TT Profile with Archaeologist John Henry Phillips

28 September 2020

Back in July we read this tweet from John Henry Phillips "Just read an academic journal specifically about there not being a single Roma archaeologist. I am an archaeologist and I am Roma so there ya go, 1 of us. Party on"

It caught our eye so TT caught up with Romany archaeologist John Henry Phillips to talk about the inspirations behind his work, the documentary 'No Roses on a Sailer's Grave', and his ambitions for the future. 

The archaeologist told Travellers' Times: "I went to see the first world war battlefields with my dad just as a  little trip and the scope of that war was so much that you can literally find things sticking out of the ground till this day. I found pieces of barb-wire from the trenches and a grenade laying on the ground. To me that was mindblowing so when I went home I decided to go to university and study archaeology."
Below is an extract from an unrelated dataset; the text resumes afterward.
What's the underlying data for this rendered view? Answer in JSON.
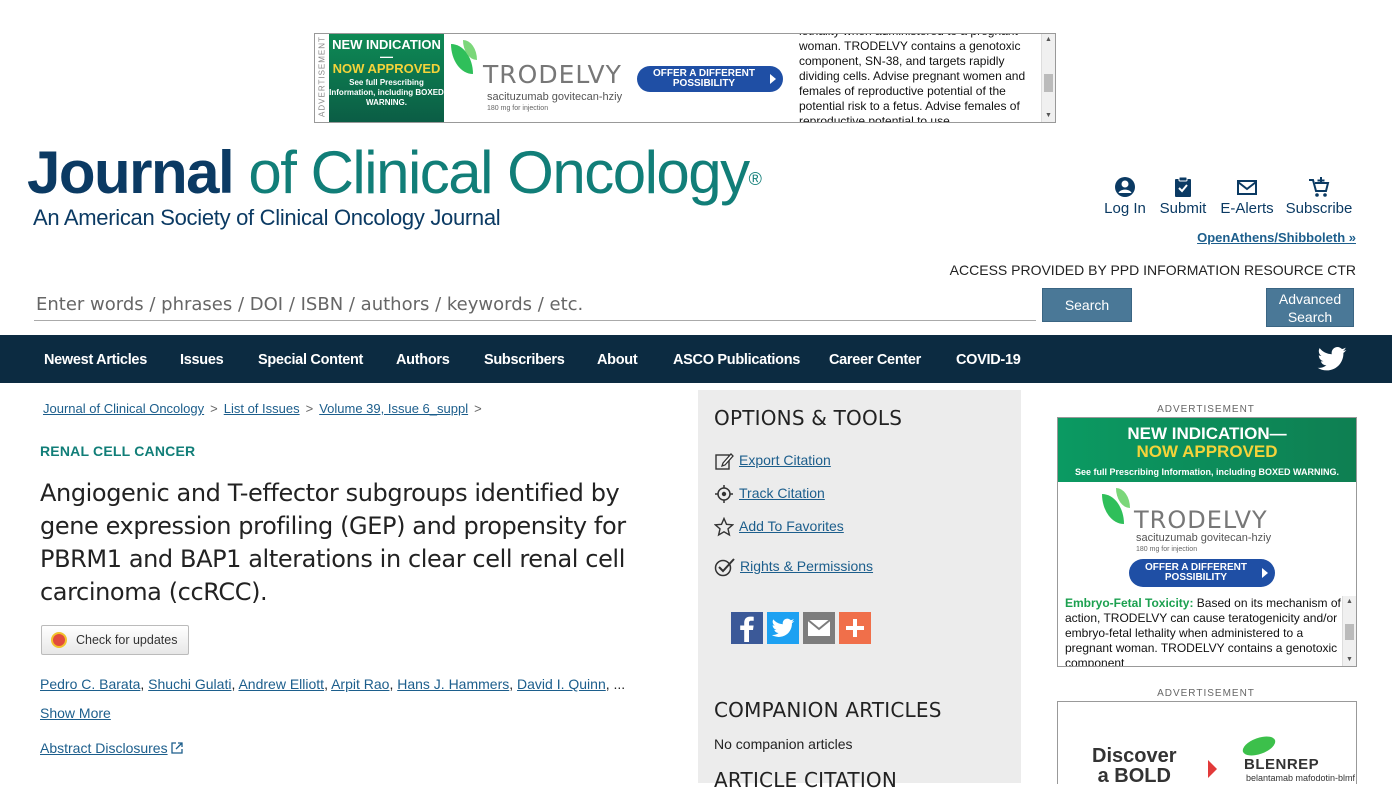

He added: "My grandfather was also a second world war veteran, he died when I was 21 and I went to university about 22 and it was always in the back of my mind that I hadn't asked enough about my own relative's stories."

 John Henry Phillips talks about his role in co-producing the documentary 'No Roses on a Sailer's Grave' which developed from a friendship between himself and ninety-six-year-old,  Royal Navy veteran, Patrick Thomas.  

The archaeologist became dedicated to making sure that Patrick's story was heard and remembered by the world. This dedication led to an expedition to undercover a lost battleship that sank to the bottom of the channel during world war two. Patrick was one of the only survivors with thirty - five men falling into the ocean never to be seen again. The full documentary will be available for viewing later this year.

 

John Henry Phillips is currently writing a book about the shipwreck search and is exploring ways to shine a light on Romany ethnicity through his practice in archaeology. He can be contacted online via Instagram @battlefieldarchaeologist